-- Task prompt --
The answer is the full listing below, copied exactly, with its pictures omitted.
┄┄┄┄┄┄
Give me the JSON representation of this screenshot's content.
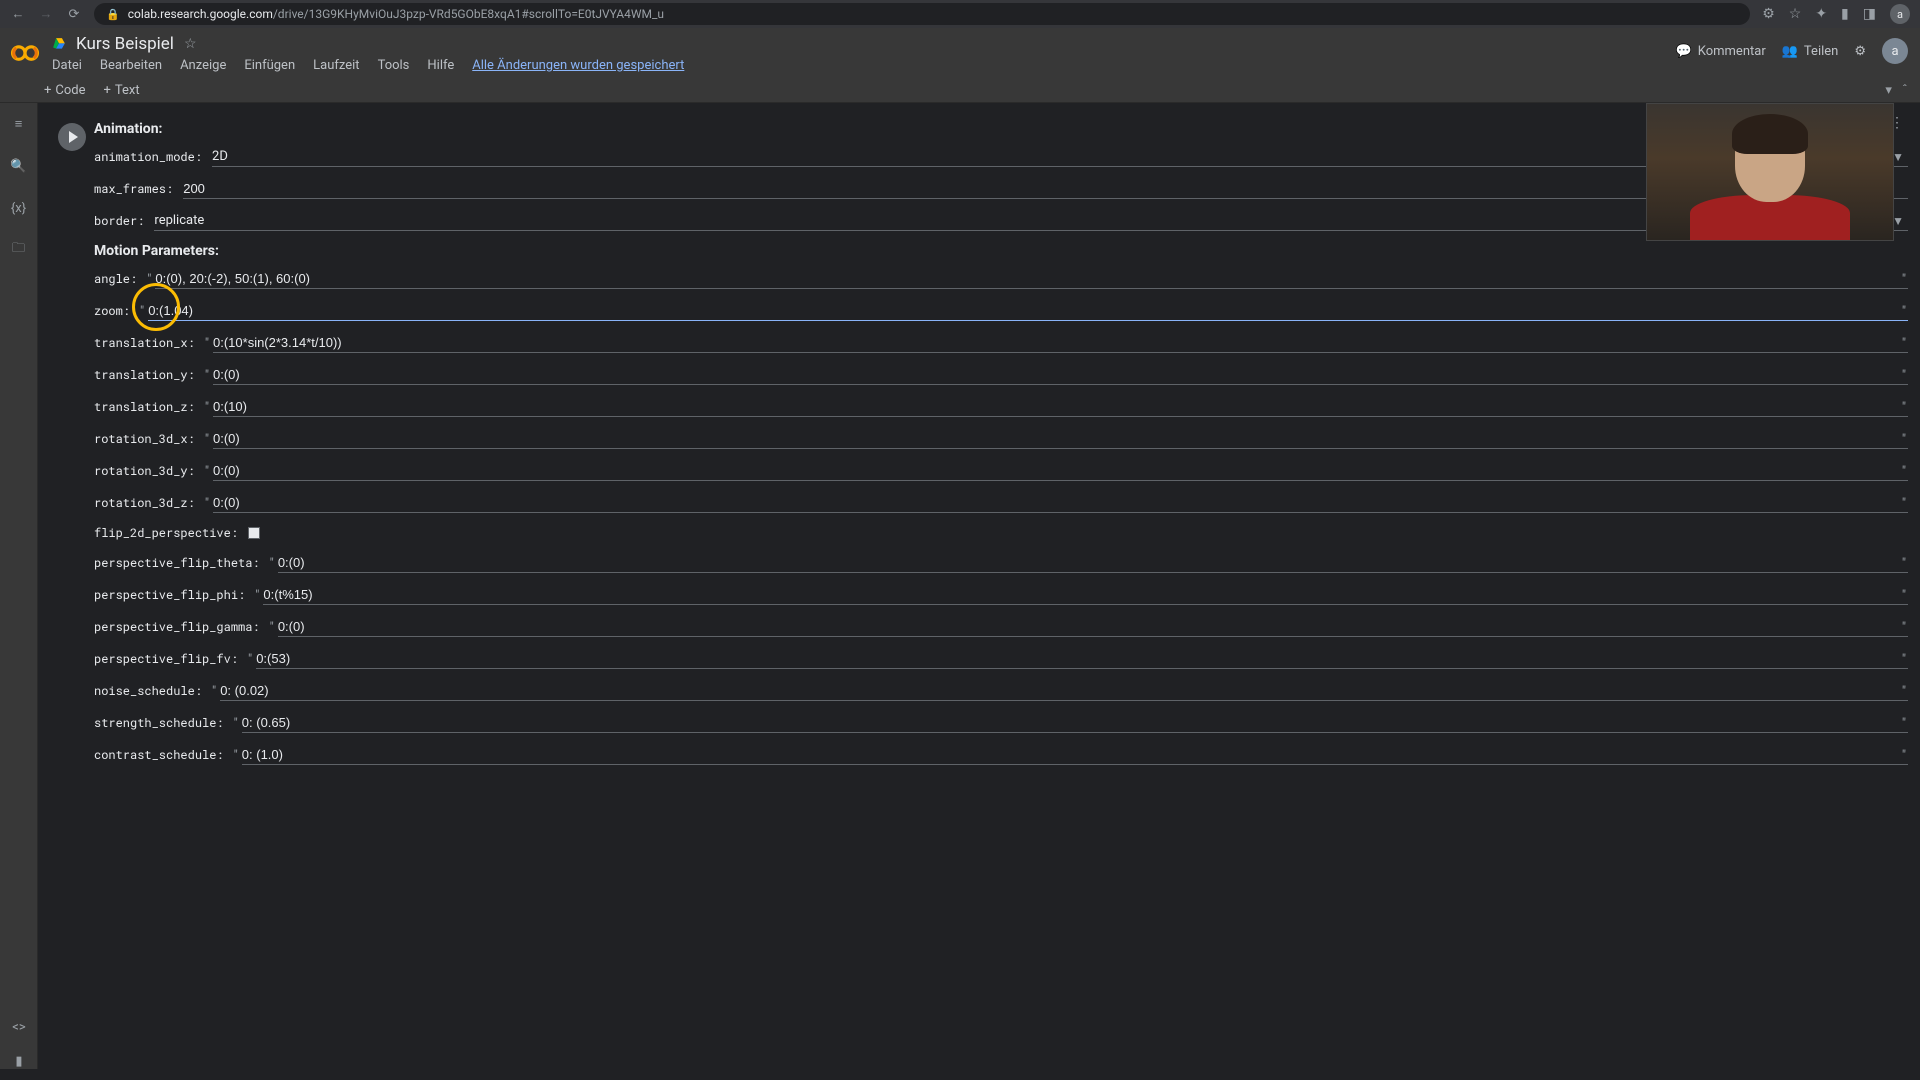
{
  "browser": {
    "url_prefix": "colab.research.google.com",
    "url_path": "/drive/13G9KHyMviOuJ3pzp-VRd5GObE8xqA1#scrollTo=E0tJVYA4WM_u"
  },
  "header": {
    "title": "Kurs Beispiel",
    "menus": [
      "Datei",
      "Bearbeiten",
      "Anzeige",
      "Einfügen",
      "Laufzeit",
      "Tools",
      "Hilfe"
    ],
    "saved": "Alle Änderungen wurden gespeichert",
    "comment": "Kommentar",
    "share": "Teilen",
    "avatar": "a"
  },
  "toolbar": {
    "code": "Code",
    "text": "Text"
  },
  "sections": {
    "animation": "Animation:",
    "motion": "Motion Parameters:"
  },
  "fields": {
    "animation_mode": {
      "label": "animation_mode:",
      "value": "2D"
    },
    "max_frames": {
      "label": "max_frames:",
      "value": "200"
    },
    "border": {
      "label": "border:",
      "value": "replicate"
    },
    "angle": {
      "label": "angle:",
      "value": "0:(0), 20:(-2), 50:(1), 60:(0)"
    },
    "zoom": {
      "label": "zoom:",
      "value": "0:(1.04)"
    },
    "translation_x": {
      "label": "translation_x:",
      "value": "0:(10*sin(2*3.14*t/10))"
    },
    "translation_y": {
      "label": "translation_y:",
      "value": "0:(0)"
    },
    "translation_z": {
      "label": "translation_z:",
      "value": "0:(10)"
    },
    "rotation_3d_x": {
      "label": "rotation_3d_x:",
      "value": "0:(0)"
    },
    "rotation_3d_y": {
      "label": "rotation_3d_y:",
      "value": "0:(0)"
    },
    "rotation_3d_z": {
      "label": "rotation_3d_z:",
      "value": "0:(0)"
    },
    "flip_2d_perspective": {
      "label": "flip_2d_perspective:"
    },
    "perspective_flip_theta": {
      "label": "perspective_flip_theta:",
      "value": "0:(0)"
    },
    "perspective_flip_phi": {
      "label": "perspective_flip_phi:",
      "value": "0:(t%15)"
    },
    "perspective_flip_gamma": {
      "label": "perspective_flip_gamma:",
      "value": "0:(0)"
    },
    "perspective_flip_fv": {
      "label": "perspective_flip_fv:",
      "value": "0:(53)"
    },
    "noise_schedule": {
      "label": "noise_schedule:",
      "value": "0: (0.02)"
    },
    "strength_schedule": {
      "label": "strength_schedule:",
      "value": "0: (0.65)"
    },
    "contrast_schedule": {
      "label": "contrast_schedule:",
      "value": "0: (1.0)"
    }
  }
}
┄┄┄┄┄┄
-- Response to the exercise --
Give me the JSON representation of this screenshot's content.
{
  "browser": {
    "url_prefix": "colab.research.google.com",
    "url_path": "/drive/13G9KHyMviOuJ3pzp-VRd5GObE8xqA1#scrollTo=E0tJVYA4WM_u"
  },
  "header": {
    "title": "Kurs Beispiel",
    "menus": [
      "Datei",
      "Bearbeiten",
      "Anzeige",
      "Einfügen",
      "Laufzeit",
      "Tools",
      "Hilfe"
    ],
    "saved": "Alle Änderungen wurden gespeichert",
    "comment": "Kommentar",
    "share": "Teilen",
    "avatar": "a"
  },
  "toolbar": {
    "code": "Code",
    "text": "Text"
  },
  "sections": {
    "animation": "Animation:",
    "motion": "Motion Parameters:"
  },
  "fields": {
    "animation_mode": {
      "label": "animation_mode:",
      "value": "2D"
    },
    "max_frames": {
      "label": "max_frames:",
      "value": "200"
    },
    "border": {
      "label": "border:",
      "value": "replicate"
    },
    "angle": {
      "label": "angle:",
      "value": "0:(0), 20:(-2), 50:(1), 60:(0)"
    },
    "zoom": {
      "label": "zoom:",
      "value": "0:(1.04)"
    },
    "translation_x": {
      "label": "translation_x:",
      "value": "0:(10*sin(2*3.14*t/10))"
    },
    "translation_y": {
      "label": "translation_y:",
      "value": "0:(0)"
    },
    "translation_z": {
      "label": "translation_z:",
      "value": "0:(10)"
    },
    "rotation_3d_x": {
      "label": "rotation_3d_x:",
      "value": "0:(0)"
    },
    "rotation_3d_y": {
      "label": "rotation_3d_y:",
      "value": "0:(0)"
    },
    "rotation_3d_z": {
      "label": "rotation_3d_z:",
      "value": "0:(0)"
    },
    "flip_2d_perspective": {
      "label": "flip_2d_perspective:"
    },
    "perspective_flip_theta": {
      "label": "perspective_flip_theta:",
      "value": "0:(0)"
    },
    "perspective_flip_phi": {
      "label": "perspective_flip_phi:",
      "value": "0:(t%15)"
    },
    "perspective_flip_gamma": {
      "label": "perspective_flip_gamma:",
      "value": "0:(0)"
    },
    "perspective_flip_fv": {
      "label": "perspective_flip_fv:",
      "value": "0:(53)"
    },
    "noise_schedule": {
      "label": "noise_schedule:",
      "value": "0: (0.02)"
    },
    "strength_schedule": {
      "label": "strength_schedule:",
      "value": "0: (0.65)"
    },
    "contrast_schedule": {
      "label": "contrast_schedule:",
      "value": "0: (1.0)"
    }
  }
}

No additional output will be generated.